Resilience and Reunion (continued)

Florence Daysh at Election Time



The End of Plantation Life (at Golden Grove)

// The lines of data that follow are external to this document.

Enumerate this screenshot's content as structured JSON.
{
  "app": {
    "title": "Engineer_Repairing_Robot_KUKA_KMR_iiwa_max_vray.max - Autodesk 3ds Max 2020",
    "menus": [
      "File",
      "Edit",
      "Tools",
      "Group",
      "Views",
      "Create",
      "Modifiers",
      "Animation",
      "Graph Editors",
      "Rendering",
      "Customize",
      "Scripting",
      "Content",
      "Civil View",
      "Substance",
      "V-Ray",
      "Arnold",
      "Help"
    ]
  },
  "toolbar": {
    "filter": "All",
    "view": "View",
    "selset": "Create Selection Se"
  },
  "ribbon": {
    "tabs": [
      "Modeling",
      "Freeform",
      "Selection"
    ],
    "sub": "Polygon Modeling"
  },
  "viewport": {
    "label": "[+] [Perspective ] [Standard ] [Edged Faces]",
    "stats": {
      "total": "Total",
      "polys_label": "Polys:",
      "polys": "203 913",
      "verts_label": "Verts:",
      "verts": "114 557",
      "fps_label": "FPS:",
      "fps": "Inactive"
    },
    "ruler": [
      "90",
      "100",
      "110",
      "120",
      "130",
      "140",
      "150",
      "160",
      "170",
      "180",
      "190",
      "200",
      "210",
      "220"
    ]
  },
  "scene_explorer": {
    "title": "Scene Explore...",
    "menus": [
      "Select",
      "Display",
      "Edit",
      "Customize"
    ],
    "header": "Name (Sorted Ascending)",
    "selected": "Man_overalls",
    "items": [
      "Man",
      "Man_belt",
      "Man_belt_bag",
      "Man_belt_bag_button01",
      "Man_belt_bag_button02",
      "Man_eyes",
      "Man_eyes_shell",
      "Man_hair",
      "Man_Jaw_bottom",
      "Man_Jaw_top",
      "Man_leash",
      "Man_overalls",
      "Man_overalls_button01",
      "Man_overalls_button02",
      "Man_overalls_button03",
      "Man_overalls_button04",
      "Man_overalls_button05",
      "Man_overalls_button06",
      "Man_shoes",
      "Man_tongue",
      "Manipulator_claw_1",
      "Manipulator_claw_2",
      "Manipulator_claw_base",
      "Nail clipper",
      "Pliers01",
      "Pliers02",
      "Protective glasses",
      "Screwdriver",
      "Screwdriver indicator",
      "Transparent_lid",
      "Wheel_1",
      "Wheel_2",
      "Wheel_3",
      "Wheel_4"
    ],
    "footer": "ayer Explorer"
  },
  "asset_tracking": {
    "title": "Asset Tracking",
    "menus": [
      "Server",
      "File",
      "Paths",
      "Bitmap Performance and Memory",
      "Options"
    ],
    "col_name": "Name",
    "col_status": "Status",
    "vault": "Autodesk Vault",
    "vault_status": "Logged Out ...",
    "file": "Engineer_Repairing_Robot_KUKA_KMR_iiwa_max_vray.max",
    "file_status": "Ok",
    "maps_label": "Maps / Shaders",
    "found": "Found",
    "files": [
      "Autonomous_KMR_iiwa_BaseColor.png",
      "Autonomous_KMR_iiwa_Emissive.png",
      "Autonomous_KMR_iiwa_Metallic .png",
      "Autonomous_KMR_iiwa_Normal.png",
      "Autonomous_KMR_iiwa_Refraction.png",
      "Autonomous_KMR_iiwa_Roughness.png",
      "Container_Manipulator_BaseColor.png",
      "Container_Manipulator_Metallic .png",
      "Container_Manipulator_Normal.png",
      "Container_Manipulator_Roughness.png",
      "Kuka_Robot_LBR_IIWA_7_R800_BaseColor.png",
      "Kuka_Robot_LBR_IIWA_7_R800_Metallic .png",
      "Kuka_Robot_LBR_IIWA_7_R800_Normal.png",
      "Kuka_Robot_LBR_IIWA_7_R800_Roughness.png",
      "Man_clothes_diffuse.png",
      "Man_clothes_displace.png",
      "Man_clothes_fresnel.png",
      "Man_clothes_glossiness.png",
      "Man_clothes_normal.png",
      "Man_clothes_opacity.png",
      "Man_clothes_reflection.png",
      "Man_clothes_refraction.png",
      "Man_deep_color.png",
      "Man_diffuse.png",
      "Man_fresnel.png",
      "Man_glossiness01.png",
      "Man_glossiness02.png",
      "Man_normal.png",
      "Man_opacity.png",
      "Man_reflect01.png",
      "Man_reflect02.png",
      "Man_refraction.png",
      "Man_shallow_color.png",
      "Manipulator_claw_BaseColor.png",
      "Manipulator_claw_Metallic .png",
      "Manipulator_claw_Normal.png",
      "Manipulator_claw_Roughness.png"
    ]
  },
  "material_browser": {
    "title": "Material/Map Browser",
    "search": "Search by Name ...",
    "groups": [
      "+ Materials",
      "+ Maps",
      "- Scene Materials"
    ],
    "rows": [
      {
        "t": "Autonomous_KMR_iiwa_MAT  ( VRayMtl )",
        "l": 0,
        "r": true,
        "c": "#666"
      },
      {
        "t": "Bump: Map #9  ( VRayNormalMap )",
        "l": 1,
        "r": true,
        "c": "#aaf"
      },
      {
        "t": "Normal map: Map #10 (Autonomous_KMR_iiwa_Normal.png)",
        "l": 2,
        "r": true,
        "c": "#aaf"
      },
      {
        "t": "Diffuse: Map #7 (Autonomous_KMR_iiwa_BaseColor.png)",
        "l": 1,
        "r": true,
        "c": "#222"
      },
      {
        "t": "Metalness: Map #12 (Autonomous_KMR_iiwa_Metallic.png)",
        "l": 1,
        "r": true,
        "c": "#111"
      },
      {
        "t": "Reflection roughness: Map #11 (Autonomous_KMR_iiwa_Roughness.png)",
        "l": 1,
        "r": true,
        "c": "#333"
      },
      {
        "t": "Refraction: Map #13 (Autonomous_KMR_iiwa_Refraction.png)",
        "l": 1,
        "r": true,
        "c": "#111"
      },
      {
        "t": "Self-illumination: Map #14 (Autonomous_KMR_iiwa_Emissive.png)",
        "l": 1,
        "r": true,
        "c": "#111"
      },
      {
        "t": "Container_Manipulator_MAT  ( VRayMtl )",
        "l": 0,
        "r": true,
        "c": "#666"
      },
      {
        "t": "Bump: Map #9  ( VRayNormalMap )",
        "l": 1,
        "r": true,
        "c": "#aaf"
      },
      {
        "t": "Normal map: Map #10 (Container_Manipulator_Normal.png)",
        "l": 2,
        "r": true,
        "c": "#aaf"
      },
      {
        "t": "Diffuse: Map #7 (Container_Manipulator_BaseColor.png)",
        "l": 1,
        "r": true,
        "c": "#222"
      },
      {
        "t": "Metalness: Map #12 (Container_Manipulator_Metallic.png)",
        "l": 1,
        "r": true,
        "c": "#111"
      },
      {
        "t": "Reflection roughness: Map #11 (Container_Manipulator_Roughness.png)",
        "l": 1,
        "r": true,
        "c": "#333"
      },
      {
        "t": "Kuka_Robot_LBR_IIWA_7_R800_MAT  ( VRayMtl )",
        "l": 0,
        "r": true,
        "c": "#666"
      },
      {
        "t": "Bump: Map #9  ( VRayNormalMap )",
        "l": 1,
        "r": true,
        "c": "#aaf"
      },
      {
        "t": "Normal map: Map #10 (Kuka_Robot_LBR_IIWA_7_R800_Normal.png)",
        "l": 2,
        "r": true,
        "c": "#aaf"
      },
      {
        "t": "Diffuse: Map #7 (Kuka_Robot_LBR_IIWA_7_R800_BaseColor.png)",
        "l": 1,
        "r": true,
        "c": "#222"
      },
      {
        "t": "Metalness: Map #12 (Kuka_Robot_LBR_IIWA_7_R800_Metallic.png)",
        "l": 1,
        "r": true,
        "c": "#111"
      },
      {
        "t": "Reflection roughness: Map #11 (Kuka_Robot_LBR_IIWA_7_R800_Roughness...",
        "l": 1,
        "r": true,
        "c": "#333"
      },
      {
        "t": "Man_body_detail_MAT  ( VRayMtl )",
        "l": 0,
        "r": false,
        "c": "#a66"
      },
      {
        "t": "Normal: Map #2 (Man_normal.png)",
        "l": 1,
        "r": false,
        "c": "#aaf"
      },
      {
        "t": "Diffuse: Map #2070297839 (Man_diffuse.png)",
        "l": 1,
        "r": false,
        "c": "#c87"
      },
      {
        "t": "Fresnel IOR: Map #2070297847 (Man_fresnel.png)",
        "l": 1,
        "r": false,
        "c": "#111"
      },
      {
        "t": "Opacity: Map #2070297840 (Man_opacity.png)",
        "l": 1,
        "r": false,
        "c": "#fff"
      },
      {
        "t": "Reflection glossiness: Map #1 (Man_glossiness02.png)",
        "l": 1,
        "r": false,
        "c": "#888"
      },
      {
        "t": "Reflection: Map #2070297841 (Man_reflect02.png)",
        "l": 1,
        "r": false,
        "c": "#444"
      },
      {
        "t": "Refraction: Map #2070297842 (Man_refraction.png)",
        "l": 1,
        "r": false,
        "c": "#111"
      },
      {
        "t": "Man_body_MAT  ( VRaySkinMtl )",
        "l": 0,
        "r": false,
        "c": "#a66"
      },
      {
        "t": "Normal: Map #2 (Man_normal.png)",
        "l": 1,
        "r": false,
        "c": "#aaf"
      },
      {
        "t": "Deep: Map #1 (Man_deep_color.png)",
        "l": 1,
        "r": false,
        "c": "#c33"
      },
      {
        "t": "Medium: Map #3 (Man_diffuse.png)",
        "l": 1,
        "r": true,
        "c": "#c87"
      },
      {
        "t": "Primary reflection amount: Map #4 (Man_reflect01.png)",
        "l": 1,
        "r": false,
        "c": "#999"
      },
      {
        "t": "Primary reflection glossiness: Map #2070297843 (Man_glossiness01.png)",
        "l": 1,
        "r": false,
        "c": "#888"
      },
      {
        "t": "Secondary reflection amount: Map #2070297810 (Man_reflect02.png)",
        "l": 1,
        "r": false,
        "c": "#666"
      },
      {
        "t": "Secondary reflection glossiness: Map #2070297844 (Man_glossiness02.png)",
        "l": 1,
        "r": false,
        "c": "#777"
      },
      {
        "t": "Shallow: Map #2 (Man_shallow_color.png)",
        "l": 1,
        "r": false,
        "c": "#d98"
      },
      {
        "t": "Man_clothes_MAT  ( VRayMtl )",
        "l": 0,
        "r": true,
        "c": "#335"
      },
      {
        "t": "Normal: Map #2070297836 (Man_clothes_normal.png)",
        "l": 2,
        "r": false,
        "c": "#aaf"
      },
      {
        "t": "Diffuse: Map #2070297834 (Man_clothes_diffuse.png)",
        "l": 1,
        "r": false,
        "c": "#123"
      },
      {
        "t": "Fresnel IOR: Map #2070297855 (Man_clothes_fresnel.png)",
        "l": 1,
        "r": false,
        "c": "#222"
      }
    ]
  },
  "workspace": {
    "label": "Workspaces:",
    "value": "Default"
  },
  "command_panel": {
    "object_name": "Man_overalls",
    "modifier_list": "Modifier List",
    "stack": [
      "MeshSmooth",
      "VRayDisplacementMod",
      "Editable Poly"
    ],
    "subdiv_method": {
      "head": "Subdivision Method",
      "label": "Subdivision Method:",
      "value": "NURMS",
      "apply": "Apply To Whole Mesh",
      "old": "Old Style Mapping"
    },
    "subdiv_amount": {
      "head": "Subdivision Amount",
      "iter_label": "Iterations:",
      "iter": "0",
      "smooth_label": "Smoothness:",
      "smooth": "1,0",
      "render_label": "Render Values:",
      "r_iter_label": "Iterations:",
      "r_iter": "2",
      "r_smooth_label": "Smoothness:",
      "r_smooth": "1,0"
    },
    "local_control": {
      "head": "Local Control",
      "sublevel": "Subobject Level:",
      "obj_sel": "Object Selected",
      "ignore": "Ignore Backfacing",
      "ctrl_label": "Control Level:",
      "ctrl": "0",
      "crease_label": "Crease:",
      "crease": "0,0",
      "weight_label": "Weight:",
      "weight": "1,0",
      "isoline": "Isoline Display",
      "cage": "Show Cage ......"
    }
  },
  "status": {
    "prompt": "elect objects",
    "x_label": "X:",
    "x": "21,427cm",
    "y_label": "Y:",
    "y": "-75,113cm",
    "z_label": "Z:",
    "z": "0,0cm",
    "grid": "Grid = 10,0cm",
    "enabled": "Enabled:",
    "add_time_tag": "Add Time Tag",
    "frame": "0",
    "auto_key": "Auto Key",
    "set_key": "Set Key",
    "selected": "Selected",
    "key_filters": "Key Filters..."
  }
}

Messrs Brown and the syndicate funding Three Houses et al must have considered Golden Grove surplus to their requirements as it was sold in 1921 for £16,000. The last chapter in Golden Grove’s history as a plantation began. Herbert and then his son Geoffrey Manning were the last of the planters here, still remembered by older residents with some affection. They ran a plantation when St Philip was still full of sugar cane for about 50 years, including the hardship period of the 1930s. Geoffrey Manning was known as a keen sportsman- he was one of the founders of the Barbados Rally Club in 1957. By 1970 the economic viability of sugar at Golden Grove was finally in doubt. This was also the year that the sugar factory at Three Houses closed. The land at Golden Grove was apportioned to create smaller farming interests and the house became a home for another keen sportsman and polo player; later it passed to a newer resident to the island, a successful entrepreneur in the up-coming dominant industry of tourism and hospitality. And it is in this world that Golden Grove fits today. Of course its history remains- and itself can be a new lease of life to attract visitors and so successfully maintain the house and gardens. As part of this, the Barbados Museum will be showing a series of exhibitions at Golden Grove with reference to the particular history here. The first showing commences, naturally, with an emphasis on the original settlers who inhabited close by, the “Amerindians”. The Museum itself is located some way west along the South coast with a range of exhibits and an extensive library, a great start for any day dedicated to understanding Barbados and open daily. Should you venture here to the south-east, please view our website to choose a day when Golden Grove has an Open House. We would recommend combining a visit here with the local bays and viewpoints, as a charming addition to a day of sightseeing- with swimming left for another time and less treacherous waters!


Golden Grove History